## Excerpts from a dataset
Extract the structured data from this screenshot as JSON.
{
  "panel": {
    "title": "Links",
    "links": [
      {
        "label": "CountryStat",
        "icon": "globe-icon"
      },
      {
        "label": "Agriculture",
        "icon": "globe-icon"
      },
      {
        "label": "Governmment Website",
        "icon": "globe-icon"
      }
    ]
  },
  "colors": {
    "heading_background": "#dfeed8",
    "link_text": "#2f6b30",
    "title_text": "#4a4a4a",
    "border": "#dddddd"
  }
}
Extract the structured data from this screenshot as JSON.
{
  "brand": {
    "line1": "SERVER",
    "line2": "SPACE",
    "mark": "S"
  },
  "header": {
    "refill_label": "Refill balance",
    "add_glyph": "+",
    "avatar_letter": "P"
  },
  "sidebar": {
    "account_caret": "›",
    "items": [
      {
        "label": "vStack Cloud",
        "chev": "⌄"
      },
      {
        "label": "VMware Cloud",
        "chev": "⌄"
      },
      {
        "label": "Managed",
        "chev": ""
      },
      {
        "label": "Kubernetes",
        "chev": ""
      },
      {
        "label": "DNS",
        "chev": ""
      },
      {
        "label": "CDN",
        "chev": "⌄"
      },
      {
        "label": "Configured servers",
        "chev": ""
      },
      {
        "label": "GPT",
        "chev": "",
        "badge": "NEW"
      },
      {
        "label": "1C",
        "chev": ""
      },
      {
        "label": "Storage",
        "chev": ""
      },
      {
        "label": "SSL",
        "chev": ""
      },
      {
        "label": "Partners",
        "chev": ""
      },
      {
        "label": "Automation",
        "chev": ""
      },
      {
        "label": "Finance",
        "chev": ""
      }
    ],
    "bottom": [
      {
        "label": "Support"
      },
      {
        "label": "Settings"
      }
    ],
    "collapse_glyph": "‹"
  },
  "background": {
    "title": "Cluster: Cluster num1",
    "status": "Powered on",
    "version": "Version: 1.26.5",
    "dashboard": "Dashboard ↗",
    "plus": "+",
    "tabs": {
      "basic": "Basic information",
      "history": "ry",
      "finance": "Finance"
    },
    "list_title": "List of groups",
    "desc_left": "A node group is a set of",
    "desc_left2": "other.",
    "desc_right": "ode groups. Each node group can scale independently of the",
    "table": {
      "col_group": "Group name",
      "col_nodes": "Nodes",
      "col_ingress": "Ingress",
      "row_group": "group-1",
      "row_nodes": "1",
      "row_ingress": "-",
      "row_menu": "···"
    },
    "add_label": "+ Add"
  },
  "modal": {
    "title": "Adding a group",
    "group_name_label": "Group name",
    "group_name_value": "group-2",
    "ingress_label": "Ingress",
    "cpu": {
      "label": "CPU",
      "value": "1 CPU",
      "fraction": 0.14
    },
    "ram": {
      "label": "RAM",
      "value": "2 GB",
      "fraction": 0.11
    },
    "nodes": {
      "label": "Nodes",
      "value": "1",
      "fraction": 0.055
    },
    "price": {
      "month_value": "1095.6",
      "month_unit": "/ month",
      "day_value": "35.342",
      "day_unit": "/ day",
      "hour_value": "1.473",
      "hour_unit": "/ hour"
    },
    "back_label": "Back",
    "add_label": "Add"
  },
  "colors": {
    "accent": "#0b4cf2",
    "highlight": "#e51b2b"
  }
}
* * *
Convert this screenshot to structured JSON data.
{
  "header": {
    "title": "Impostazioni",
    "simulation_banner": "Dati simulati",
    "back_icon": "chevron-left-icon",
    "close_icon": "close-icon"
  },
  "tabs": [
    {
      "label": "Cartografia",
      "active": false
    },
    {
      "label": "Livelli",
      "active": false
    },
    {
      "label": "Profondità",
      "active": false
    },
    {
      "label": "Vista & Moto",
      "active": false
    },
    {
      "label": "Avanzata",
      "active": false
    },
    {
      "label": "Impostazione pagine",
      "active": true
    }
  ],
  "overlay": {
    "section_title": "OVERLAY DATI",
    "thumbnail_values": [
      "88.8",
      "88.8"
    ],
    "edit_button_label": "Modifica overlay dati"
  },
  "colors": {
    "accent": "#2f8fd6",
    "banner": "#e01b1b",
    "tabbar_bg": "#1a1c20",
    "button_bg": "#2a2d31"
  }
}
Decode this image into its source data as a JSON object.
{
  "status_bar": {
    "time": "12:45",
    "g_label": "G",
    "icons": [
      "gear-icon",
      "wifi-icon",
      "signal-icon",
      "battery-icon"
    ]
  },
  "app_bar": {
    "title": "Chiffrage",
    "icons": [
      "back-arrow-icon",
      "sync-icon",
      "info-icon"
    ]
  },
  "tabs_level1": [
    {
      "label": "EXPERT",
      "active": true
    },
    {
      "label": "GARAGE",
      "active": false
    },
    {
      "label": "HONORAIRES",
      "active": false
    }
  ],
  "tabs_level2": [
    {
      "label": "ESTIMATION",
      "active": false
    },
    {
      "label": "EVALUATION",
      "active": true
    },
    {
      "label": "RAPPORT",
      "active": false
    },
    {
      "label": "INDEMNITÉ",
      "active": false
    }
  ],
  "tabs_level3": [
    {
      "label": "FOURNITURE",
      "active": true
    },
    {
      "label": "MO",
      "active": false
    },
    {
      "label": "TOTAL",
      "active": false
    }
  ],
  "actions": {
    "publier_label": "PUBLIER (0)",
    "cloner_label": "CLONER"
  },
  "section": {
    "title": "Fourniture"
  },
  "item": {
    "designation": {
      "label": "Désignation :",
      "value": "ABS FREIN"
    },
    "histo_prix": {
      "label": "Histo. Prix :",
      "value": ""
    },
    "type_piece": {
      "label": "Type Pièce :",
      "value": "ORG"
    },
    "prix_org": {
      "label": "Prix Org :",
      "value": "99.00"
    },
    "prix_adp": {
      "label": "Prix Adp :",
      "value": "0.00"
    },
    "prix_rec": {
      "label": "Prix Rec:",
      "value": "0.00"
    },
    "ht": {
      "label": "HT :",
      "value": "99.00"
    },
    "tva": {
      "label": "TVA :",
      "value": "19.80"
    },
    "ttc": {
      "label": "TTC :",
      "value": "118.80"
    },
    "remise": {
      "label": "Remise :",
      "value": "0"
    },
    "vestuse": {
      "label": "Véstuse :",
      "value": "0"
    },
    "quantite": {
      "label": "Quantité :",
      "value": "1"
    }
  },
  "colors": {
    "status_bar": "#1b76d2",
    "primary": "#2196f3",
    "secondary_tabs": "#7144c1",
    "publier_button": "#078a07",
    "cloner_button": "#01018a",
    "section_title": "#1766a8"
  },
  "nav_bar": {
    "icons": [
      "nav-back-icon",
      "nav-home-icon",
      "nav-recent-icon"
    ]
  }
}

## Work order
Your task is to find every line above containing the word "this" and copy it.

## Answer box
Extract the structured data from this screenshot as JSON.
Extract the structured data from this screenshot as JSON.
Convert this screenshot to structured JSON data.
Decode this image into its source data as a JSON object.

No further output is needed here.